Example of control by genes Some organisms have the ability to turn on/off genes which code for enzyme production (called ‘enzyme induction’) It is known to occur in humans, but the process is very complicated A good example is E.Coli, a bacteria which have the ability to turn on/off a gene to produce an enzyme in order for them to undergo respiration Please look at pages 86-87 of the TB and we’ll make notes on this example
Please copy Fig. 6.18 into your notes. Underneath the diagram, make notes on the ‘Absence of Lactose’ and the ‘Presence of Lactose’ What benefit is there to the E.Coli?
The Effect of Substrate and End Product Concentration
INCREASING SUBSTRATE CONCENTRATION Increasing substrate conc increases rate of reaction as more active sites become occupied This continues until all of the active sites become occupied further increases in substrate conc make no difference to the rate of the reaction thereafter If displayed on a graph, the line would increase, to a point, where it would then level off * See also fig. 6.12 in TB
Intra/Extracellular Signals - Intracellular signal molecules are those that effect the cell’s metabolism & originate from within the cell - Extracellular signal molecules effect the cell’s metabolism, but come from the cell’s environment
Regulating Enzyme activity A cell has to control enzyme activity.

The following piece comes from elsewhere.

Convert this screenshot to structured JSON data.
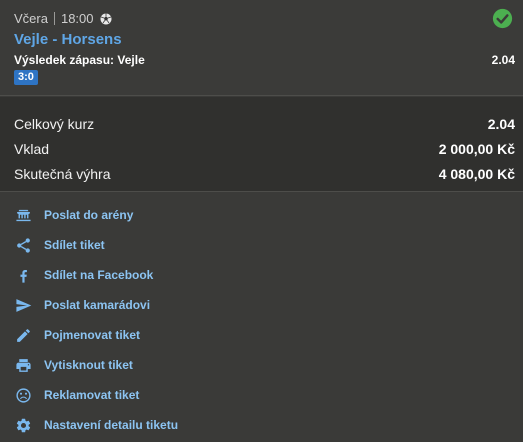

It does this by: Controlling number of enzyme molecules in cell Keeping reactions (and enzymes) in compartments eg. Mitochondria or lysosome. Changing enzyme shape (most effective)
Enzyme activity Enzymes are always present due to constant expression. This means they need to be controlled. Enzymes can be inhibited by other things binding to them
Inhibition Competitive – A molecule with similar molecular shape to the substrate competes for the active site and reduces the concentration of available enzyme Non- competitive – A molecule binds to the enzyme at another site; it changes the conformation of the enzyme and its active site. Thus, catalytic efficiency is reduced.
Control of a Pathway using its enzymes Metabolic pathways can be controlled by the switching on or off of the first enzyme in the pathway If the first enzyme is switched off the rest of the pathway stops due to the lack of intermediates The first enzyme can be inhibited by high levels of the final product from the pathway
End-Product Inhibition Used in the control of metabolic pathways The end-product of the pathway inhibits the activity of the first enzyme in the pathway This is energetically efficient as it avoids the excessive production of the intermediates of a pathway
Do you know ? Metabolic pathways are controlled by the presence or absence of particular enzymes in the metabolic pathway and through the regulation of the rate of reaction of key enzymes within the pathway. Regulation can be controlled by intra- and extracellular signal molecules. Induced fit and the role of the active site of enzymes including shape and substrate affinity. How enzymes affect activation energy. The effects of substrate and end product concentration on the direction and rate of enzyme reactions. Enzymes often act in groups or as multi-enzyme complexes. Control of metabolic pathways through competitive, non- competitive and feedback inhibition